I see Sister Mary Joseph again in the library, where there are vow books going back to 1804, containing the biographies of nuns, and letters going back to 1803, on beautiful parchment. The nuns continually communicated with each other around the world and their correspondence has all been painstakingly preserved, a valuable and little explored record of 400 years of social and religious history.

Later I have tea in the infirmary with Sister Francis de Sales, 96, a former nurse and social worker. The lift that once took meals from the kitchens now transports her and other elderly nuns in wheelchairs between the floors. She joined when she was 50, after converting from the Church of England at Farm Street Jesuit Church in London. “It struck me that they were very mature women. They had a sense of humour. All I wanted to be was in an enclosed order and to do God’s will. I had no idea what it was all about.” She had converted a decade earlier: “I had some Catholic friends. One of them a long time ago told me that I was stupid to be a Protestant and should be a Catholic. She encouraged me to go to Mass. Then I was smitten by the Lord.” Her mental faculties are undimmed, despite her great age. “I have great admiration for the Archbishop of Canterbury. He is really a very good man. It’s a pity he is not a Catholic but you can’t have everything.”

The nuns rarely go out and only one of them drives a car. has been a lifesaver. The driver is the Mother Superior, Sister Jane Margaret, 64, who plays the psaltery (a harp-like instrument) at some services. In what little spare time she has between the five daily services, including lauds, Mass, evening prayer and the daily obedience, she composes music. Before joining the order she taught in a comprehensive school. “Even when I was a youngster I thought of monastic life,” she says. “When I came here I knew immediately that the Visitation was where I was meant to be.” She was 25. “People have this illusion that you come into a monastery and have lots of time. You don’t really. But it is a different kind of time: we are so blessed in our way of life and a beautiful spirituality.”

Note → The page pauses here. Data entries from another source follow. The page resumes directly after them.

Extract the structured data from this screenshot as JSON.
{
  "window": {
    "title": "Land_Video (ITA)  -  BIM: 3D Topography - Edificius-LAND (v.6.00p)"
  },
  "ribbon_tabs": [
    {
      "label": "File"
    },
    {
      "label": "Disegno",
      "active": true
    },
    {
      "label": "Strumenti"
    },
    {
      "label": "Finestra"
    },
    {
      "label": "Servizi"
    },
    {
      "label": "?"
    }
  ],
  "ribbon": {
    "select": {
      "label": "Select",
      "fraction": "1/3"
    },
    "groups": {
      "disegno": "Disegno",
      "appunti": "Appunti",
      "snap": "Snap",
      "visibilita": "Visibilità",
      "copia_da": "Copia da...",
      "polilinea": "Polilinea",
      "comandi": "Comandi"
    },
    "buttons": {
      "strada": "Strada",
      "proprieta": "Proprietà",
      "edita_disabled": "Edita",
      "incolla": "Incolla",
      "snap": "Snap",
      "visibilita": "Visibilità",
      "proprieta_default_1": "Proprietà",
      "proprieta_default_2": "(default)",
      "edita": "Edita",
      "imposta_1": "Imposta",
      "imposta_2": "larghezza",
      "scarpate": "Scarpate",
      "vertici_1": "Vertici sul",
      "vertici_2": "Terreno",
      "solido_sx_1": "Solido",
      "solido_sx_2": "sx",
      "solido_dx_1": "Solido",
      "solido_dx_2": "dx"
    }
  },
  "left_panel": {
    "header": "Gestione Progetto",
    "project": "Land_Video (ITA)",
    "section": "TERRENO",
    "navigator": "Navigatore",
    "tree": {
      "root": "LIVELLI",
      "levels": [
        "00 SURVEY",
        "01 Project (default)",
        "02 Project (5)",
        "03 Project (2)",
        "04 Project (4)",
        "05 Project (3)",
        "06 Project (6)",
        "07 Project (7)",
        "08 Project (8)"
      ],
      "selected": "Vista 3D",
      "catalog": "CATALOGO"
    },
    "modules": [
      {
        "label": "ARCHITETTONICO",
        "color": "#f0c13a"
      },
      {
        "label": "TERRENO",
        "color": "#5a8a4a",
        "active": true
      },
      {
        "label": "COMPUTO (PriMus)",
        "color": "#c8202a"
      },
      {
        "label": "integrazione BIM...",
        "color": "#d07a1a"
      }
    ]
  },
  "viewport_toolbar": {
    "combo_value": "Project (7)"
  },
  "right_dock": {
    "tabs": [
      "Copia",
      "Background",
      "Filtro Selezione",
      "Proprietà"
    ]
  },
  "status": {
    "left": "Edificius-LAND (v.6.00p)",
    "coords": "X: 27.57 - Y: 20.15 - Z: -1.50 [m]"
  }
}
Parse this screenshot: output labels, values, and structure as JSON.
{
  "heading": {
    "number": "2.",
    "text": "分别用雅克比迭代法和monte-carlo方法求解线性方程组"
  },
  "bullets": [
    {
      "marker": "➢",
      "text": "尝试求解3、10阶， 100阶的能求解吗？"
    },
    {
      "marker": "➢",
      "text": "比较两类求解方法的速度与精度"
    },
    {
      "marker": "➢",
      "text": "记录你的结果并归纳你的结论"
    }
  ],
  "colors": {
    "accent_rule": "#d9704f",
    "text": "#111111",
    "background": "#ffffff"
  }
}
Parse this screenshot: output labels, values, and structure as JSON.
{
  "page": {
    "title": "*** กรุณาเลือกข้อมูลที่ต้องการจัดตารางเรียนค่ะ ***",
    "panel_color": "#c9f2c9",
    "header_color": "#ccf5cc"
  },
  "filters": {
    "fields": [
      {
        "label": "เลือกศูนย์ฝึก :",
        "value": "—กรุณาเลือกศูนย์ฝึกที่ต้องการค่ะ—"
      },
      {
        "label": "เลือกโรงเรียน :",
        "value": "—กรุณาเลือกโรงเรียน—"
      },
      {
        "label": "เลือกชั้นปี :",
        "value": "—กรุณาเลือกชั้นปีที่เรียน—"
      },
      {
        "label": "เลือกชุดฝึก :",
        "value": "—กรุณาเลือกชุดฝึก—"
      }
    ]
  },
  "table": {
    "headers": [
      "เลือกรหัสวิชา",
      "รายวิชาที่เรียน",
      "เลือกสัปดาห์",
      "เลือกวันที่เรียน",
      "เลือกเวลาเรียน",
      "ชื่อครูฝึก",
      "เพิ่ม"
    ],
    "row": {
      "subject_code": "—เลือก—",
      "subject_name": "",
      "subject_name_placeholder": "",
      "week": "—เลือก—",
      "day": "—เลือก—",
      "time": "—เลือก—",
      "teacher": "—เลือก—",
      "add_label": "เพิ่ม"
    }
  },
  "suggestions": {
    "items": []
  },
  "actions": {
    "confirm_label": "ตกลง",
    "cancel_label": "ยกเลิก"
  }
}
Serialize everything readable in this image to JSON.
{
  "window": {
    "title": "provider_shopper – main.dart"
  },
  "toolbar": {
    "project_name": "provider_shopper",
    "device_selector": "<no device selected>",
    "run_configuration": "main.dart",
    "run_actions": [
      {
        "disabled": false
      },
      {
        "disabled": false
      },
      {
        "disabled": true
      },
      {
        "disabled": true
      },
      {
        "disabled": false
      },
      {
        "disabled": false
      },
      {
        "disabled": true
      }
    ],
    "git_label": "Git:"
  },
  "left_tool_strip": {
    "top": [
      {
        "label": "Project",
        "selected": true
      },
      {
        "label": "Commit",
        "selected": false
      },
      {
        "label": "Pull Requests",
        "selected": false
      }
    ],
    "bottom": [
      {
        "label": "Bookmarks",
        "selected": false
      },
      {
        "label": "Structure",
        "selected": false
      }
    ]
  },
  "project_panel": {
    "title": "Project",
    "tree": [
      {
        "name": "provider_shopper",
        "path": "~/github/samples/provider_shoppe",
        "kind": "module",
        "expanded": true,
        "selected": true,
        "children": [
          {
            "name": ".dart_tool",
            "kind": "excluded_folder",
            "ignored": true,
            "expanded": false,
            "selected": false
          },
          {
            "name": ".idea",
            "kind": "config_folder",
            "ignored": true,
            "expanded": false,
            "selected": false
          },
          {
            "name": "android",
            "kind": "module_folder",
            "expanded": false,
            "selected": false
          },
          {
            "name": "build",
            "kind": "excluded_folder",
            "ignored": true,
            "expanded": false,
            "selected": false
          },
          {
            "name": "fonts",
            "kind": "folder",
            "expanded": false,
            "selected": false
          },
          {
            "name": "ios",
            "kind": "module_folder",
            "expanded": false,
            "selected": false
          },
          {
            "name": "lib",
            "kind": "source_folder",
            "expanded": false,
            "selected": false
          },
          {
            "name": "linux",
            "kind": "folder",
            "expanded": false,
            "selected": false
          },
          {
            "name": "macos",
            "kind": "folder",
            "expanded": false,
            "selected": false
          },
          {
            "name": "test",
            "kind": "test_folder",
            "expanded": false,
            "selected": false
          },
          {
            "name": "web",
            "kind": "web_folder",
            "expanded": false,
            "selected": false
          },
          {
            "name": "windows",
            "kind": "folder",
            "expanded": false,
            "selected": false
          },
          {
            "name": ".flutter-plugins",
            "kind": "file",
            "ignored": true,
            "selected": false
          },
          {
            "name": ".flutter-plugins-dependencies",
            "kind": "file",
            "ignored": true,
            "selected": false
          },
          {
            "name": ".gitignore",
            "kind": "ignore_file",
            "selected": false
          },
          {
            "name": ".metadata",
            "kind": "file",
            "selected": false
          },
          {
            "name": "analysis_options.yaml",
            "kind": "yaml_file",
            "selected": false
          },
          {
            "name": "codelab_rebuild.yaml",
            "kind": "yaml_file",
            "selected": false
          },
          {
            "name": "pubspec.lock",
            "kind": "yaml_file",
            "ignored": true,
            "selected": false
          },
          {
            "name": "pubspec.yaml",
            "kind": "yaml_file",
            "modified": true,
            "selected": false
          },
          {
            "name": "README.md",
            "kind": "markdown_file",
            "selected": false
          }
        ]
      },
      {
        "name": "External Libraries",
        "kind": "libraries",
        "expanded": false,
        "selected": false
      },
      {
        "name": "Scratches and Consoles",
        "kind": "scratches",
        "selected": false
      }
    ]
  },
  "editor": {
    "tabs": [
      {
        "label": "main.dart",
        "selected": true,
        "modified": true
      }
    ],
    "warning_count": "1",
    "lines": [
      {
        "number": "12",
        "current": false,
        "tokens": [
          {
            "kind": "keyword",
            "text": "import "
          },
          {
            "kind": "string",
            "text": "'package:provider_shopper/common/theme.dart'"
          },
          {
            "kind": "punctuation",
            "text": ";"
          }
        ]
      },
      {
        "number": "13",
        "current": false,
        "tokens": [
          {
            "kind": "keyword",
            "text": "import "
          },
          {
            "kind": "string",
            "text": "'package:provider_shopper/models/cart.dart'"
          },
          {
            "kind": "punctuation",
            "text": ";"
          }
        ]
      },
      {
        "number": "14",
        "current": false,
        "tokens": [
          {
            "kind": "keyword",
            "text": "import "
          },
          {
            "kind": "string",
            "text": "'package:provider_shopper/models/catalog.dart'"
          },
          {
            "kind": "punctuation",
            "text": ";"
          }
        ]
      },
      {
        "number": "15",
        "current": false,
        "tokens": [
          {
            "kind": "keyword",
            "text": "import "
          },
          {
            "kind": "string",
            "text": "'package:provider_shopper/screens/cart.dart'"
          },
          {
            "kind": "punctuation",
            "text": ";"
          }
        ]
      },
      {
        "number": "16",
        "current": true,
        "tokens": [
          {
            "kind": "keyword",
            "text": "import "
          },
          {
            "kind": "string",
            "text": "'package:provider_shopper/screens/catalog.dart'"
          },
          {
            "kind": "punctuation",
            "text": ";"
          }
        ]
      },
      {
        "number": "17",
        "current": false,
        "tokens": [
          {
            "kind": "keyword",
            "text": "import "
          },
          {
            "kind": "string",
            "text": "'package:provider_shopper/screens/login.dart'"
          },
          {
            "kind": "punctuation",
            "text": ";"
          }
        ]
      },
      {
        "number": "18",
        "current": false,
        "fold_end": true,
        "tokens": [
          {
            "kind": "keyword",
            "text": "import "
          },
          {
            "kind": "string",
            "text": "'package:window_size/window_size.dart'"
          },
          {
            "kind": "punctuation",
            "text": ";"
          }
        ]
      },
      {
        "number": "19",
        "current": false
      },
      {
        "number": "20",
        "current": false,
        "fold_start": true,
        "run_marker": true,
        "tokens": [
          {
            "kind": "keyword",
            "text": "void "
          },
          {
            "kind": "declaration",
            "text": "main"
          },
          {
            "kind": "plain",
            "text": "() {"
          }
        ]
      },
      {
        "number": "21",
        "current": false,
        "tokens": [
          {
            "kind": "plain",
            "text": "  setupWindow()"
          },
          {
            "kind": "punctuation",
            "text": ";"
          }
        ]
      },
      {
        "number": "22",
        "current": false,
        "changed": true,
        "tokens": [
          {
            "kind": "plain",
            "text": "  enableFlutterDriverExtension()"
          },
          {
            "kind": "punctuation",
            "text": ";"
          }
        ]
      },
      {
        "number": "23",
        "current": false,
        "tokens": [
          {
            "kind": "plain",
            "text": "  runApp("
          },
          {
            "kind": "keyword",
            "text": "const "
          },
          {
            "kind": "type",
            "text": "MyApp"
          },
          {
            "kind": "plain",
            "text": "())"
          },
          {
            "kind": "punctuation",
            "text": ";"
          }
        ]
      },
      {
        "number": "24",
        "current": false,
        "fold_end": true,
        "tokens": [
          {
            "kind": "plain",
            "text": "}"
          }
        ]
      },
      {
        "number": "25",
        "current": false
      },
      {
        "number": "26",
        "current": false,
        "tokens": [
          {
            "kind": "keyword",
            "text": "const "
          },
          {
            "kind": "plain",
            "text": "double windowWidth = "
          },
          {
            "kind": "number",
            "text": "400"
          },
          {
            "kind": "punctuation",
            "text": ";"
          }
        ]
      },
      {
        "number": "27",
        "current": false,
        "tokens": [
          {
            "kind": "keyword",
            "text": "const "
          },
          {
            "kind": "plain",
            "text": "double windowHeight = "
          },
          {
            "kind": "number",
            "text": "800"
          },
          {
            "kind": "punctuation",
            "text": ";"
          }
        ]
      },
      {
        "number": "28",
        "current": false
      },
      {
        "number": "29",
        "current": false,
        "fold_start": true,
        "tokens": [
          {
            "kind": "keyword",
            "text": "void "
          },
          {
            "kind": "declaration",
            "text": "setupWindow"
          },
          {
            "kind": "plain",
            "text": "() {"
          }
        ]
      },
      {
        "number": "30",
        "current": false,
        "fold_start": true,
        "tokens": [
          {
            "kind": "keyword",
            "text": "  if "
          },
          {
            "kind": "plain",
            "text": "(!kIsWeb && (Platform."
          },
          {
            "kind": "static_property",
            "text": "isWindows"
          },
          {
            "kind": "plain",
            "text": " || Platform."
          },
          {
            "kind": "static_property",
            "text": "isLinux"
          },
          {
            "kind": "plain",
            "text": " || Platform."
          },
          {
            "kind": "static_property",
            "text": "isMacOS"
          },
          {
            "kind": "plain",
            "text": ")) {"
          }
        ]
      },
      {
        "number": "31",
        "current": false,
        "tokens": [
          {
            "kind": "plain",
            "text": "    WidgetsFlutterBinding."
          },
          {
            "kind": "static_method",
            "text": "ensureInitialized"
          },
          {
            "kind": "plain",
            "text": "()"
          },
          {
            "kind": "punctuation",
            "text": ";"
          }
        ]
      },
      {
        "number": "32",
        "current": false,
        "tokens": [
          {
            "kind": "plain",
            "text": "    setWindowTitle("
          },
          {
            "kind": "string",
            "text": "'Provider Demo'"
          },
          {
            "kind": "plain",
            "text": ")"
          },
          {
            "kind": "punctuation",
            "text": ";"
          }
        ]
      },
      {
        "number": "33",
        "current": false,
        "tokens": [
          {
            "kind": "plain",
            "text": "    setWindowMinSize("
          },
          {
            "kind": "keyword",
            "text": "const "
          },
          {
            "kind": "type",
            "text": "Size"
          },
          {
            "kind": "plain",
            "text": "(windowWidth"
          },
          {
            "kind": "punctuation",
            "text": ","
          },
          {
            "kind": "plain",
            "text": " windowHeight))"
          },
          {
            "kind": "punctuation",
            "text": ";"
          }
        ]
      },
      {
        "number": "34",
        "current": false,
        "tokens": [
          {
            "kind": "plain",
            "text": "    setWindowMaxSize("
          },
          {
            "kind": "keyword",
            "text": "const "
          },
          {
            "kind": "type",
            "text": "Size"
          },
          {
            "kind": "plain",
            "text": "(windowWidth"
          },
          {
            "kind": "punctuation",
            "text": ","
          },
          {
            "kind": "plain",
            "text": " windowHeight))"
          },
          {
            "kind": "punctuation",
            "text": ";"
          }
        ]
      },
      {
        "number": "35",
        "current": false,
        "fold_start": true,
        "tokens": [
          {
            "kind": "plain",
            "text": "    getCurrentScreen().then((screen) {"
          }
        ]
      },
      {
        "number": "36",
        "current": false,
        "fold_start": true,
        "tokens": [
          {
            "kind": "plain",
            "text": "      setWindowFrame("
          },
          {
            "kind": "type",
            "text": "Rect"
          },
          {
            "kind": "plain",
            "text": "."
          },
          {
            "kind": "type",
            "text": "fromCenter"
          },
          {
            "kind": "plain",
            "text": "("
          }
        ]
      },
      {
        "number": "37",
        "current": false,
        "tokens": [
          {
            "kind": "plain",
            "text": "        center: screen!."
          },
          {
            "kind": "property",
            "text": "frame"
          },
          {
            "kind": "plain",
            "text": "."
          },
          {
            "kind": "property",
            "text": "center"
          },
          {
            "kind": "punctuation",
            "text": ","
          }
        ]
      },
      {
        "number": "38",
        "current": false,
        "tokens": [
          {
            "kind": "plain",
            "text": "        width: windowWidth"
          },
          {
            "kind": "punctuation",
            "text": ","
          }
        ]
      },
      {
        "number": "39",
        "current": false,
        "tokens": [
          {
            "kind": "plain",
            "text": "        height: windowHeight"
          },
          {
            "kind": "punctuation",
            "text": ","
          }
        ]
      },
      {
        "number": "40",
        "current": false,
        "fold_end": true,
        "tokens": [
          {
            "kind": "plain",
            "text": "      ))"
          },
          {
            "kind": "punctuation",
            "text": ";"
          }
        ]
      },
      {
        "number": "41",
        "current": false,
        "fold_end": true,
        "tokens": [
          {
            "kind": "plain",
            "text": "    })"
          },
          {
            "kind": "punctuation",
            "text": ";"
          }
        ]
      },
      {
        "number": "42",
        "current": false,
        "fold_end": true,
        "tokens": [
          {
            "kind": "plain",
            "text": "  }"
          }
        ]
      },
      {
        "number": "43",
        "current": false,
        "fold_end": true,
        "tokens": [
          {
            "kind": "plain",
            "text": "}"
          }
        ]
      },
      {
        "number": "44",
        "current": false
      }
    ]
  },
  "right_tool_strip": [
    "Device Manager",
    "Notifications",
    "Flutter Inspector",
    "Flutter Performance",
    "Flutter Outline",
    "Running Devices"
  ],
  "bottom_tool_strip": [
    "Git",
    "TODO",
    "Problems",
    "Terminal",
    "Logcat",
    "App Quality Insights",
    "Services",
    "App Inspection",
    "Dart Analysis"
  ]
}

After 24 hours I leave, feeling as if I have been bathed in flowers, butterflies, sunshine and laughter.